Yoshiyuki Tomino is a revolutionary, not in the classical sense of course, but a power of change within the Japanese animation industry. One might know of his magnum opus, the world famous Mobile Suit Gundam series.
He goes by many nicknames, the most commonly known is “Kill ‘Em All Tomino”, and in China, he is known as “Black Hearted Tomino”. Indeed, he has a strong tendency to kill of his animated characters in cold blood and with pure emotionless logic, and it is this exact strict logic that introduced the “semi-scientific/relistic” category into Japanese animation mainstream. This is seen especially in the conversion of the super robot genre into the real robot genre.
A war is not fought and won by a single insanely powerful weapon and the raw emotions of one person, you need both quantity and quality, and a common faith to rally behind. This is one of the new and important realistic concepts that Tomino introduced into Mobile Suit Gundam. No more were the dominant days of invincible superheroes and ultra-weapons, and no more were there a pure black and white world of good and evil. Japanese animation started to change more … realistic.

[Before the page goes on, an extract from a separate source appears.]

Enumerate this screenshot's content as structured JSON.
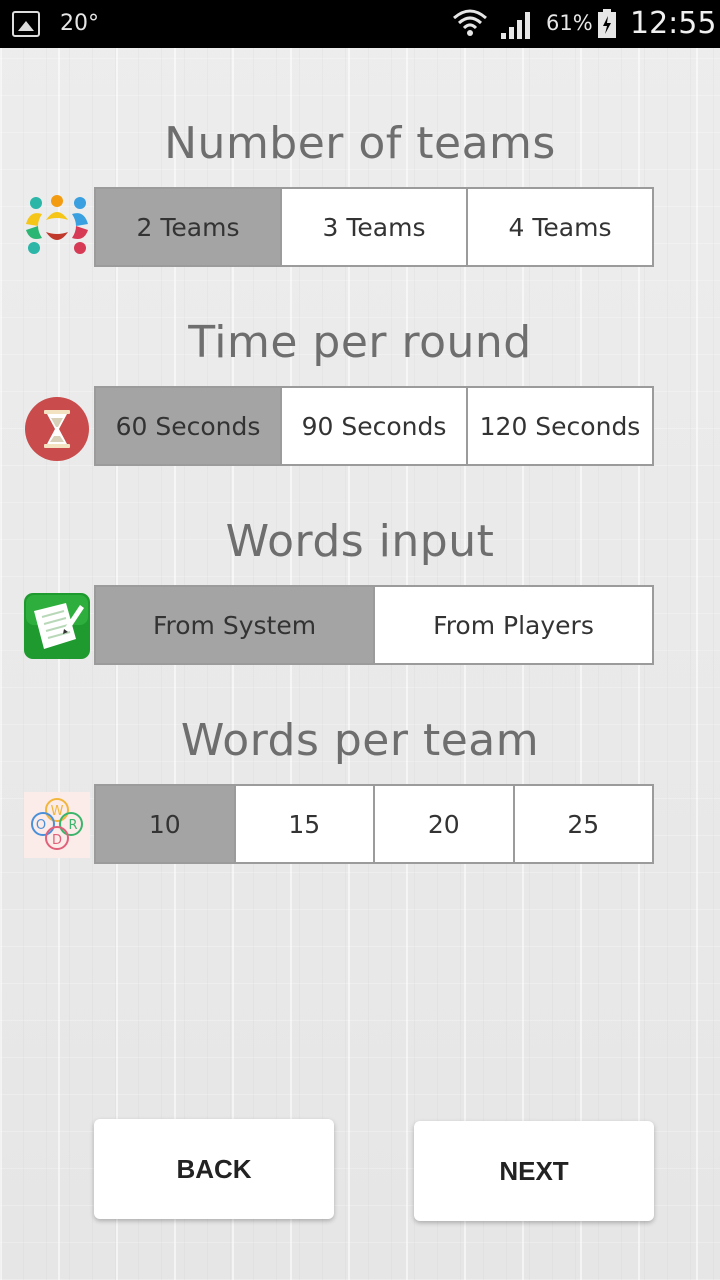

In Mobile Suit Gundam, nearly every piece of sci-fi technology have some sort of realistic background that can be explained logically through scientific means. Maybe not all of them tend to be cost effective or completely reliable in real life, but they do work. Some examples would be that the mobile suits utilise AMBAC combat maneuvering, explaining their humanoid shapes apart from aesthetics. Huge orbital space colonies are designed with the O’neill colony cylinder plans in mind. Minovsky particle physics is based upon the muon, a real world subatomic elementary particle. It must also be mentioned that many military strategies, doctrine, and technological advancements shown in the anime are, on a military standpoint, completely logical given the situation. Tomino started a trend to give animation, manga, games, and novels of such genres a heavy realistic background setting of some kind.
In this aspect, Tomino is a revolutionary. It was even said that he was absolutely pissed when toys and models producers came to him asking to change his mobile suits to larger, huge robots. He envisioned smaller exo-skeleton suits, the most logical design of mechas on the battlefield.
He is also revolutionary for … speaking out vehemently against his audiences, fans, media, etc.
“You must be shitting me, my work has no problems at all.”
“Like it then watch it otherwise go fuck off.”
Then we have stuff like: “Only when an animation work succeeds in slapping the audiences faces hard does it become an eternal classic.”. The old dude is pretty brutal.